Task to carry out: Omitting the pictures, print every line below exactly as it stands.

Data records:

════════════════

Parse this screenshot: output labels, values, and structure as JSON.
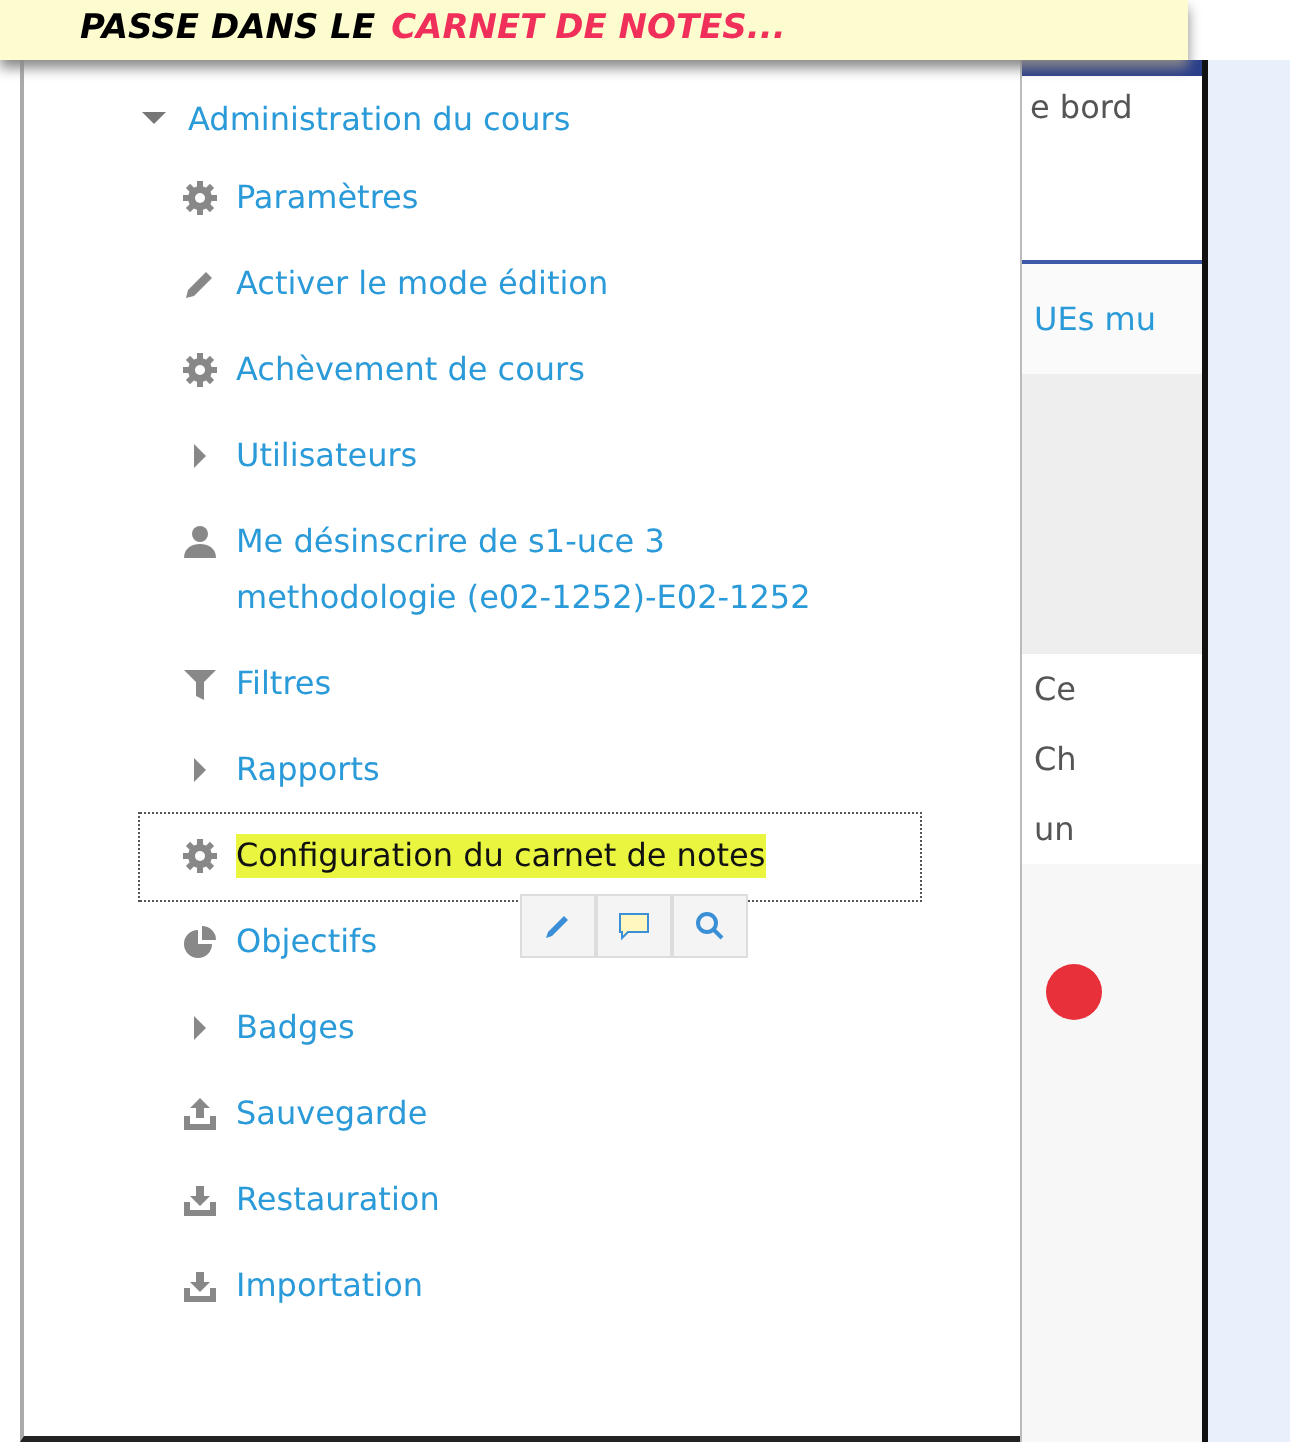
{
  "banner": {
    "lead": "PASSE DANS LE",
    "highlight": "CARNET DE NOTES..."
  },
  "menu": {
    "title": "Administration du cours",
    "expanded": true,
    "items": [
      {
        "label": "Paramètres",
        "kind": "setting",
        "highlighted": false
      },
      {
        "label": "Activer le mode édition",
        "kind": "edit",
        "highlighted": false
      },
      {
        "label": "Achèvement de cours",
        "kind": "setting",
        "highlighted": false
      },
      {
        "label": "Utilisateurs",
        "kind": "folder",
        "highlighted": false
      },
      {
        "label": "Me désinscrire de s1-uce 3 methodologie (e02-1252)-E02-1252",
        "kind": "user",
        "highlighted": false
      },
      {
        "label": "Filtres",
        "kind": "filter",
        "highlighted": false
      },
      {
        "label": "Rapports",
        "kind": "folder",
        "highlighted": false
      },
      {
        "label": "Configuration du carnet de notes",
        "kind": "setting",
        "highlighted": true
      },
      {
        "label": "Objectifs",
        "kind": "outcome",
        "highlighted": false
      },
      {
        "label": "Badges",
        "kind": "folder",
        "highlighted": false
      },
      {
        "label": "Sauvegarde",
        "kind": "backup",
        "highlighted": false
      },
      {
        "label": "Restauration",
        "kind": "restore",
        "highlighted": false
      },
      {
        "label": "Importation",
        "kind": "restore",
        "highlighted": false
      }
    ]
  },
  "side": {
    "heading": "e bord",
    "link": "UEs mu",
    "lines": [
      "Ce",
      "Ch",
      "un"
    ]
  }
}
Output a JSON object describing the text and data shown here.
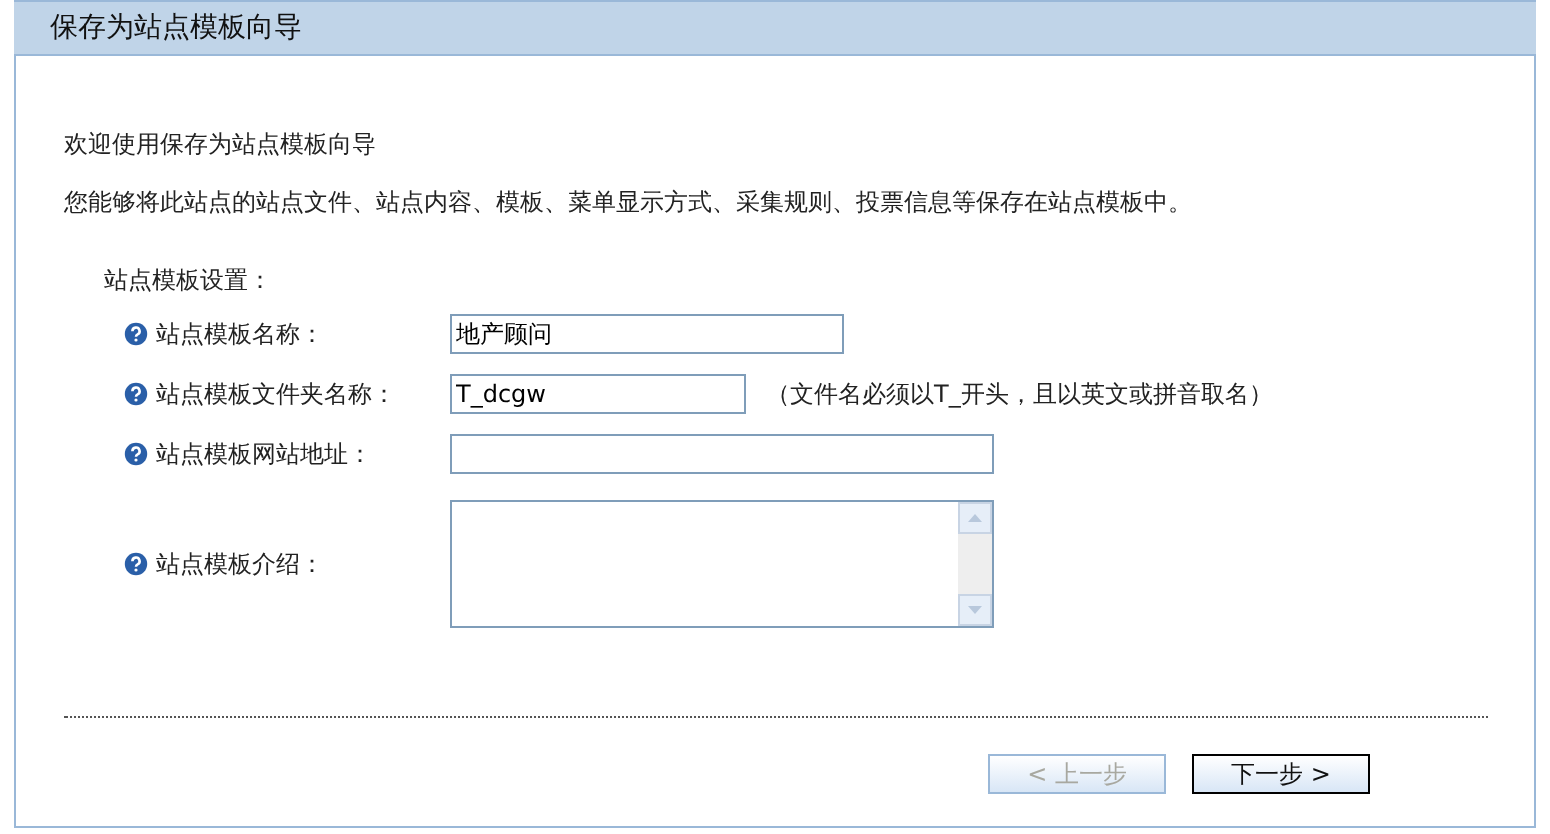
{
  "window": {
    "title": "保存为站点模板向导"
  },
  "intro": {
    "welcome": "欢迎使用保存为站点模板向导",
    "description": "您能够将此站点的站点文件、站点内容、模板、菜单显示方式、采集规则、投票信息等保存在站点模板中。"
  },
  "section": {
    "label": "站点模板设置："
  },
  "fields": [
    {
      "kind": "text",
      "label": "站点模板名称：",
      "value": "地产顾问"
    },
    {
      "kind": "text",
      "label": "站点模板文件夹名称：",
      "value": "T_dcgw",
      "note": "（文件名必须以T_开头，且以英文或拼音取名）"
    },
    {
      "kind": "text",
      "label": "站点模板网站地址："
    },
    {
      "kind": "textarea",
      "label": "站点模板介绍："
    }
  ],
  "buttons": [
    {
      "label": "< 上一步",
      "disabled": true
    },
    {
      "label": "下一步 >",
      "disabled": false
    }
  ]
}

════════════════

Solution to this problem:
Parse this screenshot: output labels, values, and structure as JSON.
{
  "banner": {
    "lead": "PASSE DANS LE",
    "highlight": "CARNET DE NOTES..."
  },
  "menu": {
    "title": "Administration du cours",
    "expanded": true,
    "items": [
      {
        "label": "Paramètres",
        "kind": "setting",
        "highlighted": false
      },
      {
        "label": "Activer le mode édition",
        "kind": "edit",
        "highlighted": false
      },
      {
        "label": "Achèvement de cours",
        "kind": "setting",
        "highlighted": false
      },
      {
        "label": "Utilisateurs",
        "kind": "folder",
        "highlighted": false
      },
      {
        "label": "Me désinscrire de s1-uce 3 methodologie (e02-1252)-E02-1252",
        "kind": "user",
        "highlighted": false
      },
      {
        "label": "Filtres",
        "kind": "filter",
        "highlighted": false
      },
      {
        "label": "Rapports",
        "kind": "folder",
        "highlighted": false
      },
      {
        "label": "Configuration du carnet de notes",
        "kind": "setting",
        "highlighted": true
      },
      {
        "label": "Objectifs",
        "kind": "outcome",
        "highlighted": false
      },
      {
        "label": "Badges",
        "kind": "folder",
        "highlighted": false
      },
      {
        "label": "Sauvegarde",
        "kind": "backup",
        "highlighted": false
      },
      {
        "label": "Restauration",
        "kind": "restore",
        "highlighted": false
      },
      {
        "label": "Importation",
        "kind": "restore",
        "highlighted": false
      }
    ]
  },
  "side": {
    "heading": "e bord",
    "link": "UEs mu",
    "lines": [
      "Ce",
      "Ch",
      "un"
    ]
  }
}
Output a JSON object describing the text and data shown here.
{
  "window": {
    "title": "保存为站点模板向导"
  },
  "intro": {
    "welcome": "欢迎使用保存为站点模板向导",
    "description": "您能够将此站点的站点文件、站点内容、模板、菜单显示方式、采集规则、投票信息等保存在站点模板中。"
  },
  "section": {
    "label": "站点模板设置："
  },
  "fields": [
    {
      "kind": "text",
      "label": "站点模板名称：",
      "value": "地产顾问"
    },
    {
      "kind": "text",
      "label": "站点模板文件夹名称：",
      "value": "T_dcgw",
      "note": "（文件名必须以T_开头，且以英文或拼音取名）"
    },
    {
      "kind": "text",
      "label": "站点模板网站地址："
    },
    {
      "kind": "textarea",
      "label": "站点模板介绍："
    }
  ],
  "buttons": [
    {
      "label": "< 上一步",
      "disabled": true
    },
    {
      "label": "下一步 >",
      "disabled": false
    }
  ]
}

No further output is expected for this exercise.